----- DATASET

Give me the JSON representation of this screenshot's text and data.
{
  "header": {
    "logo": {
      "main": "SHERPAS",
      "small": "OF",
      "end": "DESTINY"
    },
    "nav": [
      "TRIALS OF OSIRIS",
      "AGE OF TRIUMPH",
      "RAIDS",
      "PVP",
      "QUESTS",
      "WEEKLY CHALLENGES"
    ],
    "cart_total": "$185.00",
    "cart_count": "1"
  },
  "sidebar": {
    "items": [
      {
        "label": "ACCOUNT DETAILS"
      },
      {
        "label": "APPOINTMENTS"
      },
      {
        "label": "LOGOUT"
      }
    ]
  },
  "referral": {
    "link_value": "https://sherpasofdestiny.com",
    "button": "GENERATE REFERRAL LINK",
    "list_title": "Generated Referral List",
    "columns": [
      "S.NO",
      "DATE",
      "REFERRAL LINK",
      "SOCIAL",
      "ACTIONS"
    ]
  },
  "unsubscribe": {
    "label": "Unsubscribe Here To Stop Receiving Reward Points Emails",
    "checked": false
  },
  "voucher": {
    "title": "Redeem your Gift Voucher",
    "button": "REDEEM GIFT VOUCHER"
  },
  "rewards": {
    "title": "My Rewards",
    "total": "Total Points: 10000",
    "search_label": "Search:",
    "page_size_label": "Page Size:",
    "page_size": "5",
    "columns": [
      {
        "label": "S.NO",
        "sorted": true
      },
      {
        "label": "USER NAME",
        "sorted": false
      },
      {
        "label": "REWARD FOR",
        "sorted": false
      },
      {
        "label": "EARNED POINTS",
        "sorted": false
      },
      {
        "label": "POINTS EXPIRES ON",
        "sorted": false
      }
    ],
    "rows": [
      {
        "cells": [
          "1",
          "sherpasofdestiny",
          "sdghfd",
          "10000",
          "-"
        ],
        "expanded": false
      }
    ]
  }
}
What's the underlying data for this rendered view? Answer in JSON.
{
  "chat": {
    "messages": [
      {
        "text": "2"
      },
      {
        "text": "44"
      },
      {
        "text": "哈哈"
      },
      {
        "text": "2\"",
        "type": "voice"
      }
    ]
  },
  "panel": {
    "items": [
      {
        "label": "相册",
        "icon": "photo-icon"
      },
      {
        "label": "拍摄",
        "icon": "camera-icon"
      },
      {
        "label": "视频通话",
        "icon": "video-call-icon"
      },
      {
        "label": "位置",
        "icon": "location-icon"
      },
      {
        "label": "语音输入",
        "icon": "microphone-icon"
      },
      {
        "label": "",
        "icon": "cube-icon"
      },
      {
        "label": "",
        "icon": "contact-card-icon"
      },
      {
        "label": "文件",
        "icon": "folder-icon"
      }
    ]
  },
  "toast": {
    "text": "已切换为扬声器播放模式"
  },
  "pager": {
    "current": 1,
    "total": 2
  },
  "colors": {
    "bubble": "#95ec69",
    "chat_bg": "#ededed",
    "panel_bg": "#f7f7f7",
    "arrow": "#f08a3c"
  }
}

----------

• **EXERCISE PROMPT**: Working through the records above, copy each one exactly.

• **YOUR SOLUTION**:
Give me the JSON representation of this screenshot's text and data.
{
  "header": {
    "logo": {
      "main": "SHERPAS",
      "small": "OF",
      "end": "DESTINY"
    },
    "nav": [
      "TRIALS OF OSIRIS",
      "AGE OF TRIUMPH",
      "RAIDS",
      "PVP",
      "QUESTS",
      "WEEKLY CHALLENGES"
    ],
    "cart_total": "$185.00",
    "cart_count": "1"
  },
  "sidebar": {
    "items": [
      {
        "label": "ACCOUNT DETAILS"
      },
      {
        "label": "APPOINTMENTS"
      },
      {
        "label": "LOGOUT"
      }
    ]
  },
  "referral": {
    "link_value": "https://sherpasofdestiny.com",
    "button": "GENERATE REFERRAL LINK",
    "list_title": "Generated Referral List",
    "columns": [
      "S.NO",
      "DATE",
      "REFERRAL LINK",
      "SOCIAL",
      "ACTIONS"
    ]
  },
  "unsubscribe": {
    "label": "Unsubscribe Here To Stop Receiving Reward Points Emails",
    "checked": false
  },
  "voucher": {
    "title": "Redeem your Gift Voucher",
    "button": "REDEEM GIFT VOUCHER"
  },
  "rewards": {
    "title": "My Rewards",
    "total": "Total Points: 10000",
    "search_label": "Search:",
    "page_size_label": "Page Size:",
    "page_size": "5",
    "columns": [
      {
        "label": "S.NO",
        "sorted": true
      },
      {
        "label": "USER NAME",
        "sorted": false
      },
      {
        "label": "REWARD FOR",
        "sorted": false
      },
      {
        "label": "EARNED POINTS",
        "sorted": false
      },
      {
        "label": "POINTS EXPIRES ON",
        "sorted": false
      }
    ],
    "rows": [
      {
        "cells": [
          "1",
          "sherpasofdestiny",
          "sdghfd",
          "10000",
          "-"
        ],
        "expanded": false
      }
    ]
  }
}
What's the underlying data for this rendered view? Answer in JSON.
{
  "chat": {
    "messages": [
      {
        "text": "2"
      },
      {
        "text": "44"
      },
      {
        "text": "哈哈"
      },
      {
        "text": "2\"",
        "type": "voice"
      }
    ]
  },
  "panel": {
    "items": [
      {
        "label": "相册",
        "icon": "photo-icon"
      },
      {
        "label": "拍摄",
        "icon": "camera-icon"
      },
      {
        "label": "视频通话",
        "icon": "video-call-icon"
      },
      {
        "label": "位置",
        "icon": "location-icon"
      },
      {
        "label": "语音输入",
        "icon": "microphone-icon"
      },
      {
        "label": "",
        "icon": "cube-icon"
      },
      {
        "label": "",
        "icon": "contact-card-icon"
      },
      {
        "label": "文件",
        "icon": "folder-icon"
      }
    ]
  },
  "toast": {
    "text": "已切换为扬声器播放模式"
  },
  "pager": {
    "current": 1,
    "total": 2
  },
  "colors": {
    "bubble": "#95ec69",
    "chat_bg": "#ededed",
    "panel_bg": "#f7f7f7",
    "arrow": "#f08a3c"
  }
}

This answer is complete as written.